To support this goal, GCube’s report puts forward two patented technologies developed by Solar Defender Technologies, which offer simple and effective solutions to the problem of hail risk.
The first is the Hail Strike Defender, a low-cost, CAPEX-neutral catchment net that protects single-axis tracked solar installations while maintaining optimal energy output – a key differentiator that sets the solution apart from existing protection mechanisms in the market. The second solution, Solar Shield, is designed to protect fixed-tilt solar panels that are installed on rooftops and provides a panel face protector that deflects the impact of hailstones.
Both Solar Defender Technologies provide substantial protection of modules against hail of up to 250 joules.
Fraser McLachlan added: “We can’t move quickly enough as the ability of insurers to cover solar’s global growth becomes increasingly constrained. Therefore, the unity of manufacturers, developers, operators, and insurers will be a vital part of softening the widening gap in insurance coverage.

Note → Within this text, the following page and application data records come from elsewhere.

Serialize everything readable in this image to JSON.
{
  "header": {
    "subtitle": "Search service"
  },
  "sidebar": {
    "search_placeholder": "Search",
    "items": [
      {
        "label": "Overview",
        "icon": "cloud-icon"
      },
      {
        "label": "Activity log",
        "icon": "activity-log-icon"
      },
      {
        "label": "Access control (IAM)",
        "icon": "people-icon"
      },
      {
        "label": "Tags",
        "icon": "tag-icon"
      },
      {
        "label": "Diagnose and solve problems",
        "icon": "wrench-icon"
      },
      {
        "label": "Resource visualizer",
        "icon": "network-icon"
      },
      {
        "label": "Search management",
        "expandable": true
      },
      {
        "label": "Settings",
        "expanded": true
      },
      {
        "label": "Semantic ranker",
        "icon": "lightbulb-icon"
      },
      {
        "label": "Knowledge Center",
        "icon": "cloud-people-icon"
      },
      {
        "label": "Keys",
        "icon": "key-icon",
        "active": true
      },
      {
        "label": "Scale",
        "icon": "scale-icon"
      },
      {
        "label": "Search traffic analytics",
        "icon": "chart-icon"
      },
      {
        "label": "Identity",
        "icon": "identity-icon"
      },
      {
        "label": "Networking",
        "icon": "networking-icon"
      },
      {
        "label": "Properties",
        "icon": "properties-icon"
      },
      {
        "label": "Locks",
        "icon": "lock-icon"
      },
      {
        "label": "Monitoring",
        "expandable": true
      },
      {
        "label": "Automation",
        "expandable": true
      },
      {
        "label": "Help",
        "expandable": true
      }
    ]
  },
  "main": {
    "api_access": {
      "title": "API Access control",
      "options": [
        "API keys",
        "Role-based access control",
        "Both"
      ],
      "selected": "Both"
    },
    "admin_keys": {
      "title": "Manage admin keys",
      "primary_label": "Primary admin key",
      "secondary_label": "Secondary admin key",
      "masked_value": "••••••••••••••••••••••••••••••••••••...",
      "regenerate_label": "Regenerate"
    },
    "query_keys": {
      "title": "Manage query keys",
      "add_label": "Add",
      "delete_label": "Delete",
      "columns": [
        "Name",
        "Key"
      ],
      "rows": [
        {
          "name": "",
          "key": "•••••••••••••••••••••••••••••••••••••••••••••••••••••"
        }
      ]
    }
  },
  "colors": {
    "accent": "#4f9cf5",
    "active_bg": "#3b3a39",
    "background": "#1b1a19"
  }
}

The success of the solar sector as it navigates hail risks is hinged on immediate action and innovation to ensure a cleaner, more sustainable future powered by solar energy.”
You can access the report here.
Originally published on Power Engineering International.